#### Directions:
A line counts if it contains the word "label" at least once. State how many such lines the records contain, giving the number alone.

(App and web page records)
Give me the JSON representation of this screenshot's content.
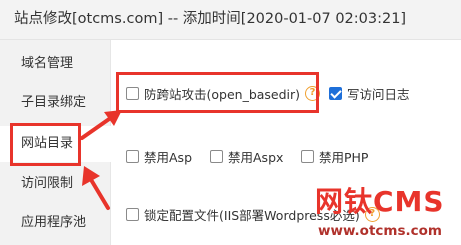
{
  "dialog": {
    "title": "站点修改[otcms.com] -- 添加时间[2020-01-07 02:03:21]"
  },
  "sidebar": {
    "items": [
      {
        "label": "域名管理"
      },
      {
        "label": "子目录绑定"
      },
      {
        "label": "网站目录",
        "active": true
      },
      {
        "label": "访问限制"
      },
      {
        "label": "应用程序池"
      }
    ]
  },
  "main": {
    "anti_attack": {
      "label": "防跨站攻击(open_basedir)",
      "checked": false
    },
    "write_log": {
      "label": "写访问日志",
      "checked": true
    },
    "disable_asp": {
      "label": "禁用Asp",
      "checked": false
    },
    "disable_aspx": {
      "label": "禁用Aspx",
      "checked": false
    },
    "disable_php": {
      "label": "禁用PHP",
      "checked": false
    },
    "lock_config": {
      "label": "锁定配置文件(IIS部署Wordpress必选)",
      "checked": false
    }
  },
  "icons": {
    "help": "question-circle-icon"
  },
  "watermark": {
    "logo": "网钛CMS",
    "url": "www.otcms.com"
  },
  "colors": {
    "highlight": "#e8342b",
    "checkbox_on": "#1e6fd9",
    "help": "#f0a030"
  }
}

#### Completed exercise:
11